Tickets to Matilda are expensive, $95 and up except for the uppermost balconies. And it’s a long show, coming in around two hours and 40 minutes.
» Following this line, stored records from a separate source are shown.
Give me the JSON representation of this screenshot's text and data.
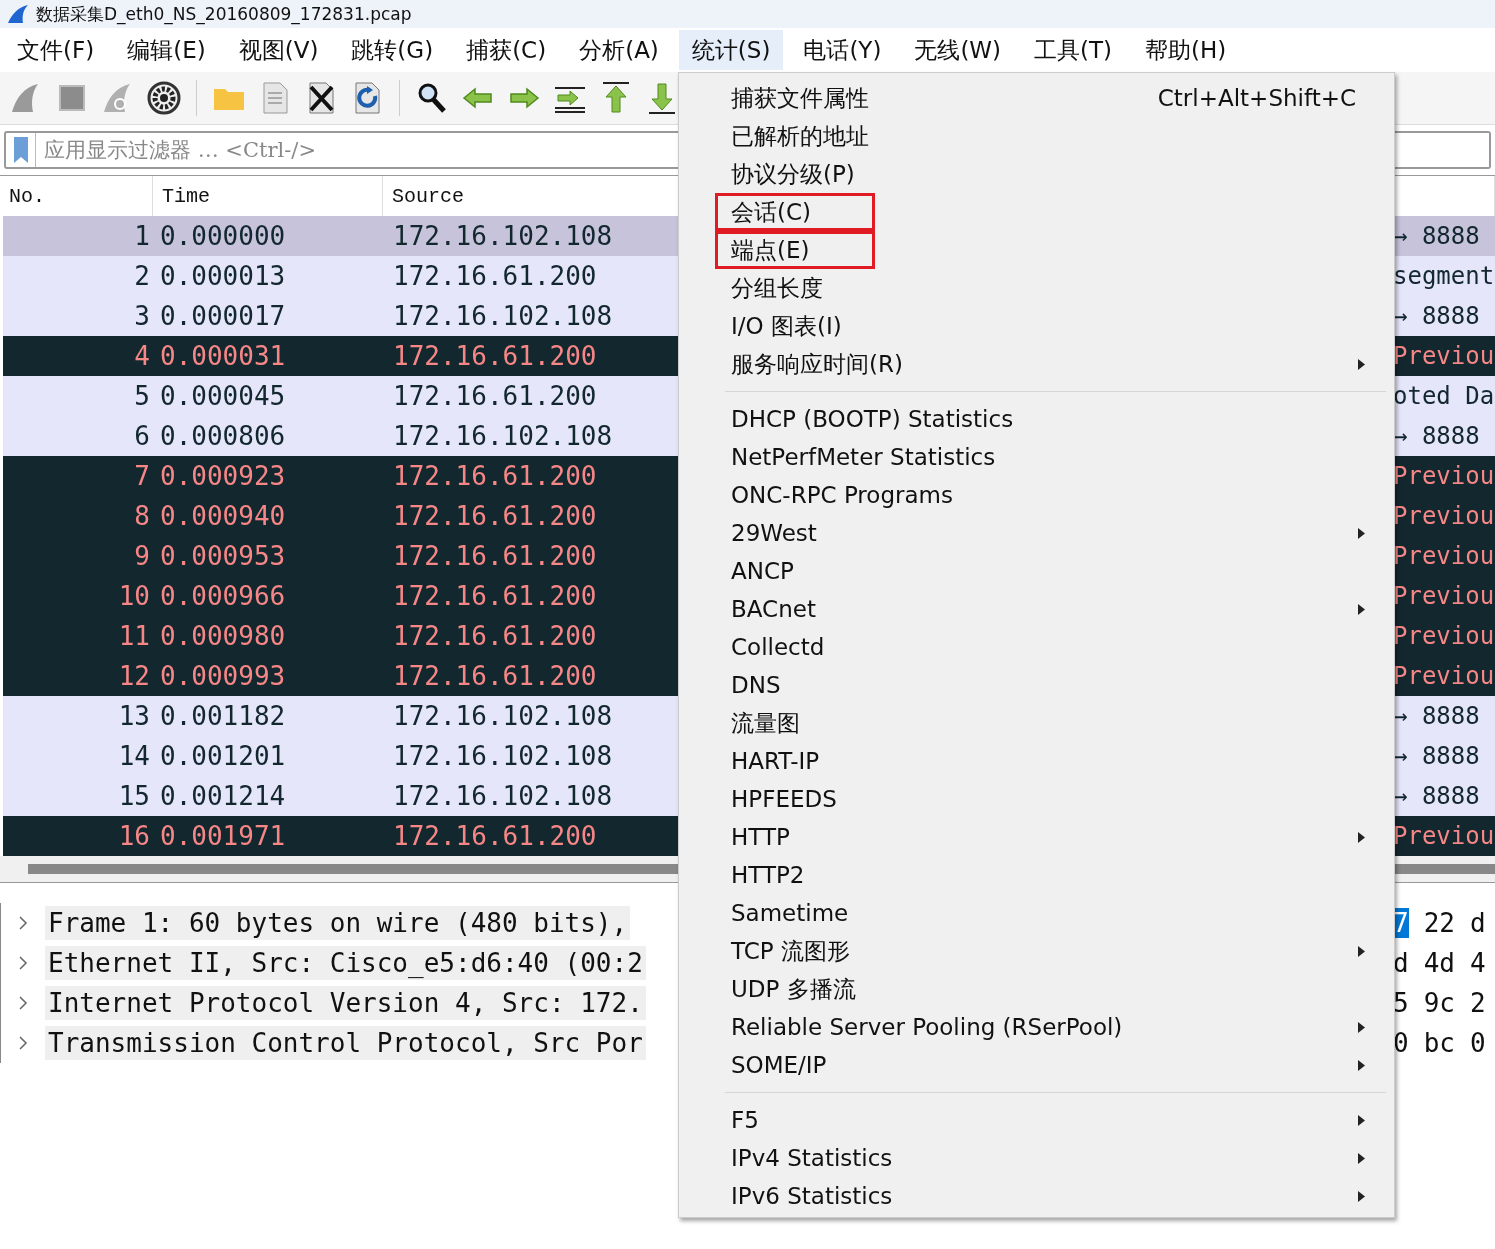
{
  "window": {
    "title": "数据采集D_eth0_NS_20160809_172831.pcap"
  },
  "menubar": [
    {
      "label": "文件(F)",
      "selected": false
    },
    {
      "label": "编辑(E)",
      "selected": false
    },
    {
      "label": "视图(V)",
      "selected": false
    },
    {
      "label": "跳转(G)",
      "selected": false
    },
    {
      "label": "捕获(C)",
      "selected": false
    },
    {
      "label": "分析(A)",
      "selected": false
    },
    {
      "label": "统计(S)",
      "selected": true
    },
    {
      "label": "电话(Y)",
      "selected": false
    },
    {
      "label": "无线(W)",
      "selected": false
    },
    {
      "label": "工具(T)",
      "selected": false
    },
    {
      "label": "帮助(H)",
      "selected": false
    }
  ],
  "filter": {
    "placeholder": "应用显示过滤器 … <Ctrl-/>"
  },
  "packet_list": {
    "columns": [
      "No.",
      "Time",
      "Source"
    ],
    "rows": [
      {
        "no": "1",
        "time": "0.000000",
        "source": "172.16.102.108",
        "info": "→ 8888",
        "kind": "normal",
        "selected": true
      },
      {
        "no": "2",
        "time": "0.000013",
        "source": "172.16.61.200",
        "info": "segment",
        "kind": "normal",
        "selected": false
      },
      {
        "no": "3",
        "time": "0.000017",
        "source": "172.16.102.108",
        "info": "→ 8888",
        "kind": "normal",
        "selected": false
      },
      {
        "no": "4",
        "time": "0.000031",
        "source": "172.16.61.200",
        "info": "Previou",
        "kind": "error",
        "selected": false
      },
      {
        "no": "5",
        "time": "0.000045",
        "source": "172.16.61.200",
        "info": "oted Da",
        "kind": "normal",
        "selected": false
      },
      {
        "no": "6",
        "time": "0.000806",
        "source": "172.16.102.108",
        "info": "→ 8888",
        "kind": "normal",
        "selected": false
      },
      {
        "no": "7",
        "time": "0.000923",
        "source": "172.16.61.200",
        "info": "Previou",
        "kind": "error",
        "selected": false
      },
      {
        "no": "8",
        "time": "0.000940",
        "source": "172.16.61.200",
        "info": "Previou",
        "kind": "error",
        "selected": false
      },
      {
        "no": "9",
        "time": "0.000953",
        "source": "172.16.61.200",
        "info": "Previou",
        "kind": "error",
        "selected": false
      },
      {
        "no": "10",
        "time": "0.000966",
        "source": "172.16.61.200",
        "info": "Previou",
        "kind": "error",
        "selected": false
      },
      {
        "no": "11",
        "time": "0.000980",
        "source": "172.16.61.200",
        "info": "Previou",
        "kind": "error",
        "selected": false
      },
      {
        "no": "12",
        "time": "0.000993",
        "source": "172.16.61.200",
        "info": "Previou",
        "kind": "error",
        "selected": false
      },
      {
        "no": "13",
        "time": "0.001182",
        "source": "172.16.102.108",
        "info": "→ 8888",
        "kind": "normal",
        "selected": false
      },
      {
        "no": "14",
        "time": "0.001201",
        "source": "172.16.102.108",
        "info": "→ 8888",
        "kind": "normal",
        "selected": false
      },
      {
        "no": "15",
        "time": "0.001214",
        "source": "172.16.102.108",
        "info": "→ 8888",
        "kind": "normal",
        "selected": false
      },
      {
        "no": "16",
        "time": "0.001971",
        "source": "172.16.61.200",
        "info": "Previou",
        "kind": "error",
        "selected": false
      }
    ]
  },
  "details": [
    {
      "text": "Frame 1: 60 bytes on wire (480 bits),",
      "expanded": false
    },
    {
      "text": "Ethernet II, Src: Cisco_e5:d6:40 (00:2",
      "expanded": false
    },
    {
      "text": "Internet Protocol Version 4, Src: 172.",
      "expanded": false
    },
    {
      "text": "Transmission Control Protocol, Src Por",
      "expanded": false
    }
  ],
  "hex_lines": [
    {
      "cells": [
        {
          "text": "7",
          "selected": true
        },
        {
          "text": "22",
          "selected": false
        },
        {
          "text": "d",
          "selected": false
        }
      ]
    },
    {
      "cells": [
        {
          "text": "d",
          "selected": false
        },
        {
          "text": "4d",
          "selected": false
        },
        {
          "text": "4",
          "selected": false
        }
      ]
    },
    {
      "cells": [
        {
          "text": "5",
          "selected": false
        },
        {
          "text": "9c",
          "selected": false
        },
        {
          "text": "2",
          "selected": false
        }
      ]
    },
    {
      "cells": [
        {
          "text": "0",
          "selected": false
        },
        {
          "text": "bc",
          "selected": false
        },
        {
          "text": "0",
          "selected": false
        }
      ]
    }
  ],
  "stats_menu": {
    "items": [
      {
        "kind": "item",
        "label": "捕获文件属性",
        "shortcut": "Ctrl+Alt+Shift+C",
        "submenu": false,
        "marked": false
      },
      {
        "kind": "item",
        "label": "已解析的地址",
        "submenu": false,
        "marked": false
      },
      {
        "kind": "item",
        "label": "协议分级(P)",
        "submenu": false,
        "marked": false
      },
      {
        "kind": "item",
        "label": "会话(C)",
        "submenu": false,
        "marked": true
      },
      {
        "kind": "item",
        "label": "端点(E)",
        "submenu": false,
        "marked": true
      },
      {
        "kind": "item",
        "label": "分组长度",
        "submenu": false,
        "marked": false
      },
      {
        "kind": "item",
        "label": "I/O 图表(I)",
        "submenu": false,
        "marked": false
      },
      {
        "kind": "item",
        "label": "服务响应时间(R)",
        "submenu": true,
        "marked": false
      },
      {
        "kind": "separator"
      },
      {
        "kind": "item",
        "label": "DHCP (BOOTP) Statistics",
        "submenu": false,
        "marked": false
      },
      {
        "kind": "item",
        "label": "NetPerfMeter Statistics",
        "submenu": false,
        "marked": false
      },
      {
        "kind": "item",
        "label": "ONC-RPC Programs",
        "submenu": false,
        "marked": false
      },
      {
        "kind": "item",
        "label": "29West",
        "submenu": true,
        "marked": false
      },
      {
        "kind": "item",
        "label": "ANCP",
        "submenu": false,
        "marked": false
      },
      {
        "kind": "item",
        "label": "BACnet",
        "submenu": true,
        "marked": false
      },
      {
        "kind": "item",
        "label": "Collectd",
        "submenu": false,
        "marked": false
      },
      {
        "kind": "item",
        "label": "DNS",
        "submenu": false,
        "marked": false
      },
      {
        "kind": "item",
        "label": "流量图",
        "submenu": false,
        "marked": false
      },
      {
        "kind": "item",
        "label": "HART-IP",
        "submenu": false,
        "marked": false
      },
      {
        "kind": "item",
        "label": "HPFEEDS",
        "submenu": false,
        "marked": false
      },
      {
        "kind": "item",
        "label": "HTTP",
        "submenu": true,
        "marked": false
      },
      {
        "kind": "item",
        "label": "HTTP2",
        "submenu": false,
        "marked": false
      },
      {
        "kind": "item",
        "label": "Sametime",
        "submenu": false,
        "marked": false
      },
      {
        "kind": "item",
        "label": "TCP 流图形",
        "submenu": true,
        "marked": false
      },
      {
        "kind": "item",
        "label": "UDP 多播流",
        "submenu": false,
        "marked": false
      },
      {
        "kind": "item",
        "label": "Reliable Server Pooling (RSerPool)",
        "submenu": true,
        "marked": false
      },
      {
        "kind": "item",
        "label": "SOME/IP",
        "submenu": true,
        "marked": false
      },
      {
        "kind": "separator"
      },
      {
        "kind": "item",
        "label": "F5",
        "submenu": true,
        "marked": false
      },
      {
        "kind": "item",
        "label": "IPv4 Statistics",
        "submenu": true,
        "marked": false
      },
      {
        "kind": "item",
        "label": "IPv6 Statistics",
        "submenu": true,
        "marked": false
      }
    ]
  }
}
It’s definitely a lovely show to look at: big scenery (covered with words and alphabet blocks), big moments of spectacle as the children fly over the stage on rope swings, big dance numbers by choreographer Peter Darling (reminiscent of Bill T. Jones’ herky-jerky dance style for Spring Awakening).
What a great show this would be if most of the performers didn’t sound like the “wah-WAH-wah” voice of Charlie Brown’s teacher.
Matilda the Musical continues through October 4 at the Winspear Opera House, 2403 Flora St. Tickets $30-$120 at 214-880-0202 or tickets.attpac.org.